◆ Work instruction ◆
Everything from the line holding "What's the underlying" to the last line of the material below must be retyped exactly, minus any pictures.

─── Exercise material ───

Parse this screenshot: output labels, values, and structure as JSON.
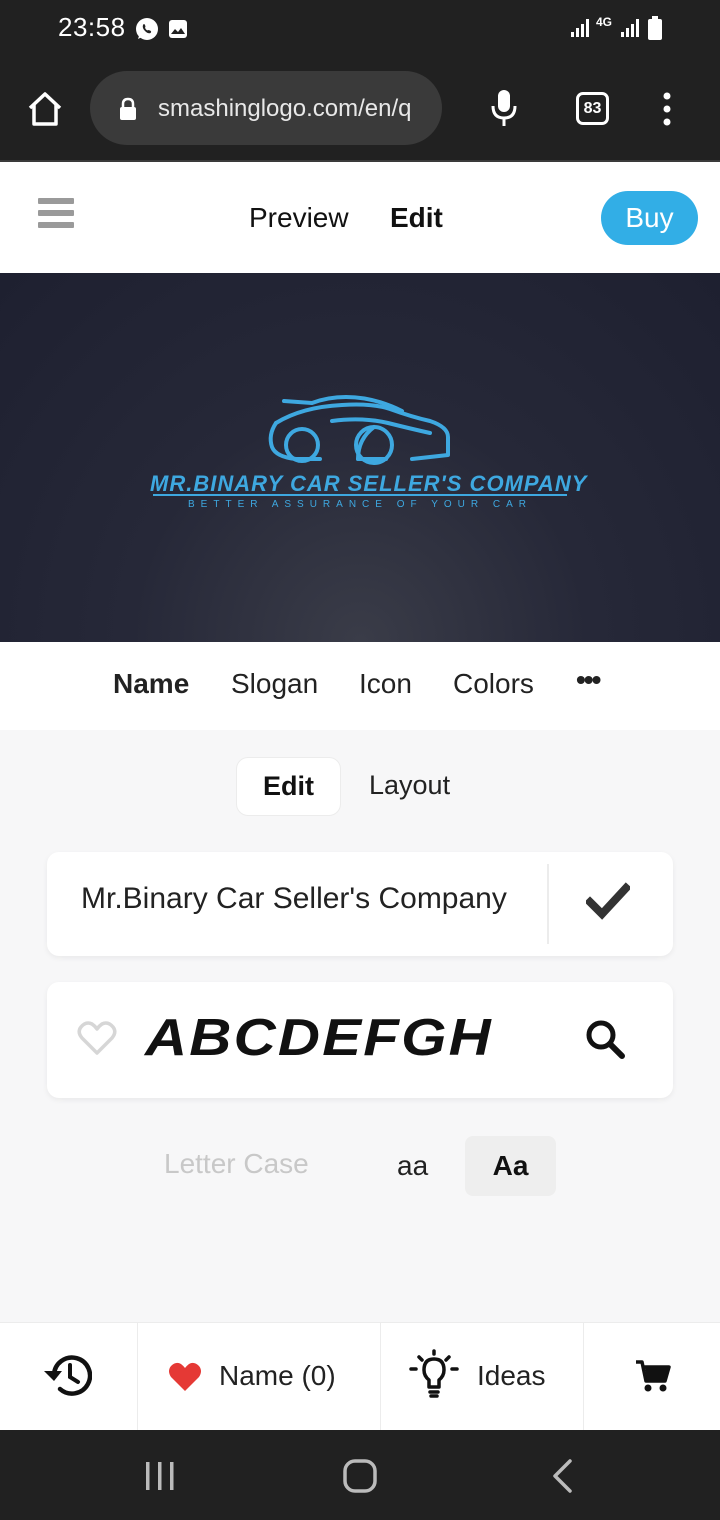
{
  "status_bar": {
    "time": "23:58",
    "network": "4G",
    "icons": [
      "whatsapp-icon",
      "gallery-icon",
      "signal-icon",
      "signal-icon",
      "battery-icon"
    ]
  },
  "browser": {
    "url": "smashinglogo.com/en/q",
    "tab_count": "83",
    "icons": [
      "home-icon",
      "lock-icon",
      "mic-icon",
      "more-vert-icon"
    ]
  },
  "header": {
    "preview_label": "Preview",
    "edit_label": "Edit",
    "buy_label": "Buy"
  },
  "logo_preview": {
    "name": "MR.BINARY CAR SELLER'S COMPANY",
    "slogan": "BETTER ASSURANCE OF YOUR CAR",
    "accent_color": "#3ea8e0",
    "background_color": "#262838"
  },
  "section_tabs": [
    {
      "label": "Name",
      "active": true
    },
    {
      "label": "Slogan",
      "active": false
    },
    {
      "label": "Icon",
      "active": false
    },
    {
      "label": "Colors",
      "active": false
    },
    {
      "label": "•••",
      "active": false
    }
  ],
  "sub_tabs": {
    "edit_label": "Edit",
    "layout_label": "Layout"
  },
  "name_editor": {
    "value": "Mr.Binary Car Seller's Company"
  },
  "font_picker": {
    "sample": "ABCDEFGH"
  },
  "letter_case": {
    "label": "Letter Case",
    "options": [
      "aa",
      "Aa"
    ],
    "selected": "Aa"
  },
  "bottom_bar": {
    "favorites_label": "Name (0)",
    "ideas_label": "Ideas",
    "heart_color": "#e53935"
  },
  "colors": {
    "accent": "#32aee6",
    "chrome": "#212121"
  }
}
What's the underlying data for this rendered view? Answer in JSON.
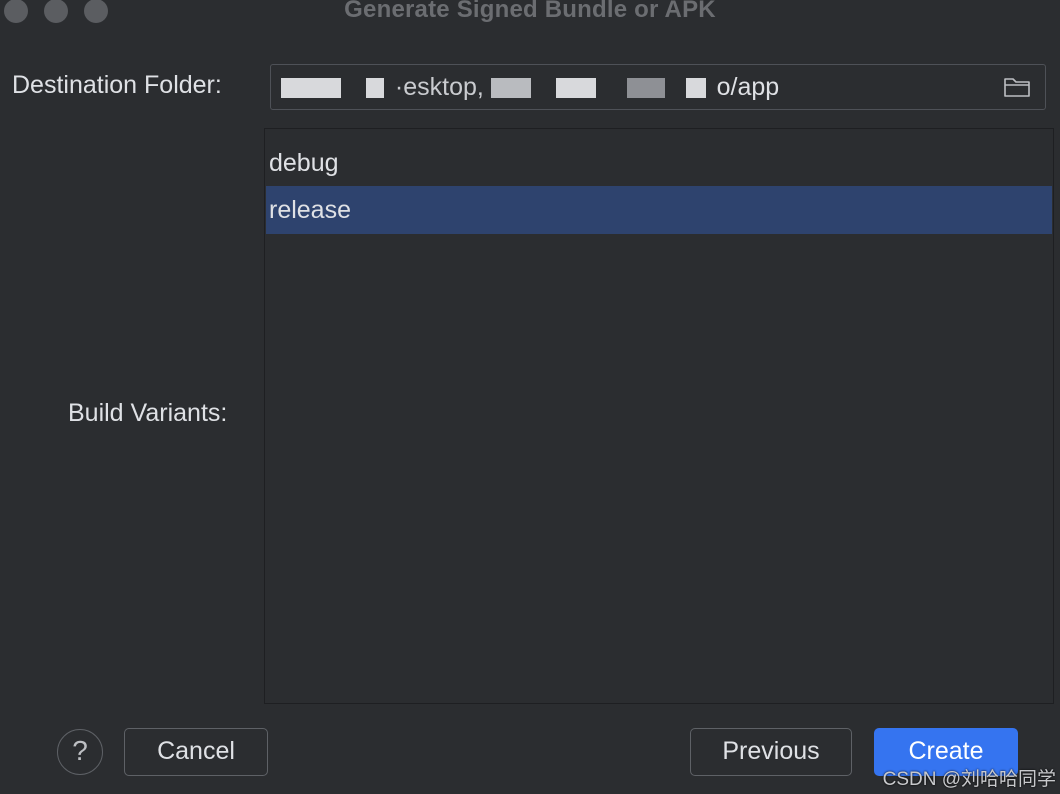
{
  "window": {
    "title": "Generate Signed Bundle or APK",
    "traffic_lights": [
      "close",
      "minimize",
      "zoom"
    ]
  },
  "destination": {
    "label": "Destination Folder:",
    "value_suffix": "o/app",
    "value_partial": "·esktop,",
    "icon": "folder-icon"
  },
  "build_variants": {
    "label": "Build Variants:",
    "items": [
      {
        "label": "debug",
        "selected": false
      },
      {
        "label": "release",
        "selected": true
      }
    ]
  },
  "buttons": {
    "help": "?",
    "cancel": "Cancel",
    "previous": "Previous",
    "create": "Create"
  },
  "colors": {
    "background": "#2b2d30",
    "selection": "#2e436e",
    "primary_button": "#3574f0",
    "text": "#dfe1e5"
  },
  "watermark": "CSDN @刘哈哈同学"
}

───

◆ Expected output ◆
What's the underlying data for this rendered view? Answer in JSON.
{
  "window": {
    "title": "Generate Signed Bundle or APK",
    "traffic_lights": [
      "close",
      "minimize",
      "zoom"
    ]
  },
  "destination": {
    "label": "Destination Folder:",
    "value_suffix": "o/app",
    "value_partial": "·esktop,",
    "icon": "folder-icon"
  },
  "build_variants": {
    "label": "Build Variants:",
    "items": [
      {
        "label": "debug",
        "selected": false
      },
      {
        "label": "release",
        "selected": true
      }
    ]
  },
  "buttons": {
    "help": "?",
    "cancel": "Cancel",
    "previous": "Previous",
    "create": "Create"
  },
  "colors": {
    "background": "#2b2d30",
    "selection": "#2e436e",
    "primary_button": "#3574f0",
    "text": "#dfe1e5"
  },
  "watermark": "CSDN @刘哈哈同学"
}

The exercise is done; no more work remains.